eisenhower, bernstein, blacklists, and lincoln center -- 4/8/21

Today's selection -- from Leonard Bernstein: The Political Life of an American Musician by Barry Seldes. President Dwight Eisenhower and iconic American composer Leonard Bernstein shook hands at the ground-breaking ceremony for New York's Lincoln Center, which was destined to become the performing arts center of the world. In the Cold War paranoia of the time, that handshake masked the animosity the U.S. government had shown to Bernstein, Aaron Copland and myriad other artists who had shown sympathy and involvement with socialists and communists causes during the despairing days of the Great Depression:

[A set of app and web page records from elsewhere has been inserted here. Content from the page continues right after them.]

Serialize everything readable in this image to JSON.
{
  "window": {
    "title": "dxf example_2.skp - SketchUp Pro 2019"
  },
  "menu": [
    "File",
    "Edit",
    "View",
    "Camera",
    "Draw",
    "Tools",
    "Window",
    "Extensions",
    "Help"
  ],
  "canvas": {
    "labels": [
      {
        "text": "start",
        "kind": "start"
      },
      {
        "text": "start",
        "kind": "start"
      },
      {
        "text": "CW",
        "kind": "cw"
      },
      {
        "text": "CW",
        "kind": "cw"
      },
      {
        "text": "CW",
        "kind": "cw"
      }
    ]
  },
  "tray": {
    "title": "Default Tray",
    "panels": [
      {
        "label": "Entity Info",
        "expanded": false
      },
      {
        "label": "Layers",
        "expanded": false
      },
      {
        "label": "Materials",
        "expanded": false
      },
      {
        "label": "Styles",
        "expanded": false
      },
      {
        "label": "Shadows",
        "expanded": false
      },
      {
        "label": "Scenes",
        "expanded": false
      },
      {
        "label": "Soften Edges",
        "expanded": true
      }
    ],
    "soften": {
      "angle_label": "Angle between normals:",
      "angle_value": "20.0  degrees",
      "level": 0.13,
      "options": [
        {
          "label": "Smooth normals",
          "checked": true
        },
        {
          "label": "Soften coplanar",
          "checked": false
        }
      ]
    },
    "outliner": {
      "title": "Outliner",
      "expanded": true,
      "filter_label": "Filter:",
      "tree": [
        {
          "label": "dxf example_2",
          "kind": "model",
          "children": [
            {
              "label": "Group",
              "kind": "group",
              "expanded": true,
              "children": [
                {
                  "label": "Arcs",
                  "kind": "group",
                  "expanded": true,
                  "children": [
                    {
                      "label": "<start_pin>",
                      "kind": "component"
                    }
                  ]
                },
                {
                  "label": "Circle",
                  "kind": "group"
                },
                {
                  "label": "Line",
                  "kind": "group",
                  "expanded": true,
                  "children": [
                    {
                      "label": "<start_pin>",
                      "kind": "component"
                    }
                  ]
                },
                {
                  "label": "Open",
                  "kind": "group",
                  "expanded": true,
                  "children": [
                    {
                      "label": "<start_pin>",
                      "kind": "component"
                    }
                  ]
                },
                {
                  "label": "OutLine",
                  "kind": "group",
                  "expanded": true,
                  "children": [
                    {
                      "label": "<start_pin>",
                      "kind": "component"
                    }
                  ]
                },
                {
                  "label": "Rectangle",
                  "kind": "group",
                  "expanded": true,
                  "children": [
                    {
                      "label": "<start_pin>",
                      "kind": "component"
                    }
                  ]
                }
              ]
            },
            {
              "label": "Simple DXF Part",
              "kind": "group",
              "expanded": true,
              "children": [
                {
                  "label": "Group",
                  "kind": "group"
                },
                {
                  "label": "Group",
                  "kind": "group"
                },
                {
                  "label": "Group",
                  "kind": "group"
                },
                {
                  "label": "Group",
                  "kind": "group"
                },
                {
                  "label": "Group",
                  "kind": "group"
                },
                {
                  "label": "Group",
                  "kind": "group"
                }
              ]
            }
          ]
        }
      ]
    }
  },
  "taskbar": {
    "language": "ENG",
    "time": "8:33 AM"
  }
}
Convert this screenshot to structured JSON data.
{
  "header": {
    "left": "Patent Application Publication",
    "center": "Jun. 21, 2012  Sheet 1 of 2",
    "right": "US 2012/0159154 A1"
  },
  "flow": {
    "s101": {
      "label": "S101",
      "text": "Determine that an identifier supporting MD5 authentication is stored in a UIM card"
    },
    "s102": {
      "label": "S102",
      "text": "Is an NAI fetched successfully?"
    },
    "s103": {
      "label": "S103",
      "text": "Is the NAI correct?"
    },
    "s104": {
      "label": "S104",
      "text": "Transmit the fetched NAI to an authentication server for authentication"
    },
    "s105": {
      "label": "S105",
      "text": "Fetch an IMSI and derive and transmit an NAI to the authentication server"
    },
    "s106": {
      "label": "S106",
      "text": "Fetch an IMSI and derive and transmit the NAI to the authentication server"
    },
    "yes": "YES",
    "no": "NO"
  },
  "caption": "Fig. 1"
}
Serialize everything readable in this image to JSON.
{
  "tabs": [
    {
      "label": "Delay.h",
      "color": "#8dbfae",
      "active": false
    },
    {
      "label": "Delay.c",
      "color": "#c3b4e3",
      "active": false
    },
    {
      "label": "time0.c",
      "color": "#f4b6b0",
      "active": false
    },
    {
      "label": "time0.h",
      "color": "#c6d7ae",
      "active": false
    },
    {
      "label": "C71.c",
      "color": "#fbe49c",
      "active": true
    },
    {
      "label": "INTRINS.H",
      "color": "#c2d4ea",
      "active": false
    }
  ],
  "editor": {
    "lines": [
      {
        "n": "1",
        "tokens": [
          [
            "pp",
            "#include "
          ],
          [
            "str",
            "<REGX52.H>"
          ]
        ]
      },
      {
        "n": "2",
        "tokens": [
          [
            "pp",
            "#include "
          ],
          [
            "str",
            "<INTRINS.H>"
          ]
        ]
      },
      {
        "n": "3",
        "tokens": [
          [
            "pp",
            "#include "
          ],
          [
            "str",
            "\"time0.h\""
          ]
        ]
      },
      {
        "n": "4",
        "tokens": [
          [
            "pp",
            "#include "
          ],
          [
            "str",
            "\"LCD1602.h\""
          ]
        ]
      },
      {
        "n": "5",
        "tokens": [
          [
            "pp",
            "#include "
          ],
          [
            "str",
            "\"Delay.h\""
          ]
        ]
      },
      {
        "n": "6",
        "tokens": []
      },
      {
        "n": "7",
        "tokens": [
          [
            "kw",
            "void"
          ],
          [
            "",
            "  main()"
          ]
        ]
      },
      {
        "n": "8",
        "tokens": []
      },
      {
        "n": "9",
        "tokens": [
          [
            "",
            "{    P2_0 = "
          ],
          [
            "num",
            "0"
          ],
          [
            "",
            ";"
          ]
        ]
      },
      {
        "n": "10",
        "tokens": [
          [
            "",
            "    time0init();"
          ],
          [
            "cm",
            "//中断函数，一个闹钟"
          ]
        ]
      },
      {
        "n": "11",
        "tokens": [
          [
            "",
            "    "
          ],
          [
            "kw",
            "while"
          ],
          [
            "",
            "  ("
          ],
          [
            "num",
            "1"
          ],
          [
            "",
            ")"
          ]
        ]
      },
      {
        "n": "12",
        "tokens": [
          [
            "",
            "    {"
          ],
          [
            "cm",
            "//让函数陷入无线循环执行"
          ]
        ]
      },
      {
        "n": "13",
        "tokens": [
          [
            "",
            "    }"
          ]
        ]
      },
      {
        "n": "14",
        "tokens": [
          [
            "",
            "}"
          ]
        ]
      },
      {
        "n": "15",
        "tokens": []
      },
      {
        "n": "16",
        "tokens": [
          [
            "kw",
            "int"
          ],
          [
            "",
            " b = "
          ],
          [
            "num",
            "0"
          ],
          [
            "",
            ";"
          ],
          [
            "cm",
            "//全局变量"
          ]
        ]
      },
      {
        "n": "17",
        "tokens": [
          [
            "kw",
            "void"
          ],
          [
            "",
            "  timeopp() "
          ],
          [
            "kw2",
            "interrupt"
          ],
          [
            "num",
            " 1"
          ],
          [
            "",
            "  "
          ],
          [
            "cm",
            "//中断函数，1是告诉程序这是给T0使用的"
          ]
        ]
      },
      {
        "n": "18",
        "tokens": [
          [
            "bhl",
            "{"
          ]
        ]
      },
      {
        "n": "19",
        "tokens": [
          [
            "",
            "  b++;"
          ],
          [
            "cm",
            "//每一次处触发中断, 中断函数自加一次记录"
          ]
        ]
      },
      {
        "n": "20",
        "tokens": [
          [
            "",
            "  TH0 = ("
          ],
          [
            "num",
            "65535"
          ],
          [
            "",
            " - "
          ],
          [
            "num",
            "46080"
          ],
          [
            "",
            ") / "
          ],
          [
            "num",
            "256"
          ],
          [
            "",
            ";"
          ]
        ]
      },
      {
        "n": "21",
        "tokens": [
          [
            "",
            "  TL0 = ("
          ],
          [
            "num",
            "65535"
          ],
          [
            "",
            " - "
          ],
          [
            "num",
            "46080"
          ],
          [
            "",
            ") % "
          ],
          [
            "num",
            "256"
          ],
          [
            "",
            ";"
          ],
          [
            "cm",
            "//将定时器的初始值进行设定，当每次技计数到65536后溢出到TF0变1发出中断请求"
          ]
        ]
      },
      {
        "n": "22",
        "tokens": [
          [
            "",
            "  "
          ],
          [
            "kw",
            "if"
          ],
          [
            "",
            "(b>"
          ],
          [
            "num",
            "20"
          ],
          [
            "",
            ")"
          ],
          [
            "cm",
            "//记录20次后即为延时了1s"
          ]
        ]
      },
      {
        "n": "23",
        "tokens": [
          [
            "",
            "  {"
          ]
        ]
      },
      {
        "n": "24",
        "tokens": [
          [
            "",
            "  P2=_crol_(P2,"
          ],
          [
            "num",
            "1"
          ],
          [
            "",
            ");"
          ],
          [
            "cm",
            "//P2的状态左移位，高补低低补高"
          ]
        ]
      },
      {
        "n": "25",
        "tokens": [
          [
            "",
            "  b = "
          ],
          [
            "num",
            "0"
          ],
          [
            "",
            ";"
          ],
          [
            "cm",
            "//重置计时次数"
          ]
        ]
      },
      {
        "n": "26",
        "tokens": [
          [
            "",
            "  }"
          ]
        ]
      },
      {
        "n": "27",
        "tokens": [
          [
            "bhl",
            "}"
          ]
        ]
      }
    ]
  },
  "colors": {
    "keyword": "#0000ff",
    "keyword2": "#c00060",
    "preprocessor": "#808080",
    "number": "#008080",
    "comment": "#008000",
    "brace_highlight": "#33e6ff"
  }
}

"On the morning of May 14,1959, an excited crowd of thousands gathered at Broadway and West 64th Street to witness ground-breaking ceremo­nies for the Lincoln Center for the Performing Arts. The day was a glori­ous one for New Yorkers, for their new complex—concentrating in one place the city's world-class dance, orchestral, and operatic ensembles and a new repertory theater—would be proof visible of New York's cultural ascendancy. In the words of urban-planning czar Robert Moses, Lincoln Center would make the city the 'World Center of the Performing Arts,' a complement to its place as 'World Political Capital.'

"Festivities began at 11 a.m. with master of ceremonies Leonard Bern­stein leading the New York Philharmonic in a performance of Aaron Copland's Fanfare for the Common Man. Bernstein then introduced the guest of honor, President Eisenhower, who thanked the artists and praised the many people within government, labor, business, and chari­table foundations who had worked to make Lincoln Center possible. He predicted that the 'increasing interest in America in cultural matters' would 'influence . . . peace and understanding throughout the world.' The president then dug up a shovelful of earth to inaugurate construc­tion of the center's first building, Philharmonic Hall, and turned to shake Bernstein's hand.

"This handshake was a fitting way to celebrate the partnership between American political aspiration and high culture. For some years, Bernstein had been a cultural ambassador for the United States. He had toured Latin America with the New York Philharmonic in 1958 and, at the behest of the State Department, was about to go on tour to the Soviet Union, a trip that had great significance in the administration's quest for a thaw in the otherwise glacial Cold War. ...

"Leonard Bernstein ... was the composer [for] the great New York ballet Fancy Free and the New York musicals On the Town (1944), Wonderful Town (1953), and West Side Story (composed in 1957 and just coming to the end of its great Broadway run at the time of the Lincoln Center groundbreaking), and he had been the principal conductor of the New York Philharmonic in 1957 and music director since 1958. He was a Columbia Records star performer; a gifted television educator; a celebrity much photographed and lionized by Time, Life, and other mass-circula­tion magazines; and a man at home in both highbrow and middle-brow worlds. Now, on this day of celebration, the already formidable Bernstein, the most magisterial of New York's creative and performing artists, was receiving the president's personal recognition as the sovereign of this new center for the performing arts.

"Yet this seemingly unambiguously celebratory day had interesting ironies, known only by Bernstein and a few others. For example, as the maestro gave the downbeat to the Philharmonic's brass section to begin Copland's Fanfare, only a tiny minority of the onlookers were likely aware, as Bernstein certainly was, that only six years before, in 1953, Eisenhower had banned a performance of Copland's Lincoln Portrait at his inaugura­tion because Copland was a supporter of left-wing causes. Did the crowd know that President Truman, in February 1950, had banned Bernstein's music from overseas State Department libraries and functions? Or that in 1953, Eisenhower's State Department had revoked Bernstein's passport on the grounds that the maestro was a security risk, returning it only after Bernstein, his conducting career on the verge of wreckage, agreed to sign an affidavit confessing to political sins? These darker events were cer­tainly in Bernstein's mind, and perhaps Eisenhower's, as the two Olympi­ans shook hands in joint celebration.

"Such were the paradoxes and ironies of that day: the fanfare, waving flags, and hearty handshakes masking a closely guarded tale of presidentially authorized censorship, intimidation, and humiliation ... [and Bernstein's] blacklisting by CBS in 1950."

 | www.delanceyplace.com


Barry Seldes


Leonard Bernstein: The Political Life of an American Musician


University of California Press


Copyright 2009 by the Regents of the University of California


barns and noble booksellers
Support Independent Bookstores - Visit IndieBound.org

All delanceyplace profits are donated to charity and support children’s literacy projects.


Sign in or create an account to comment

<< prev - comments page 1 of 1 - next >>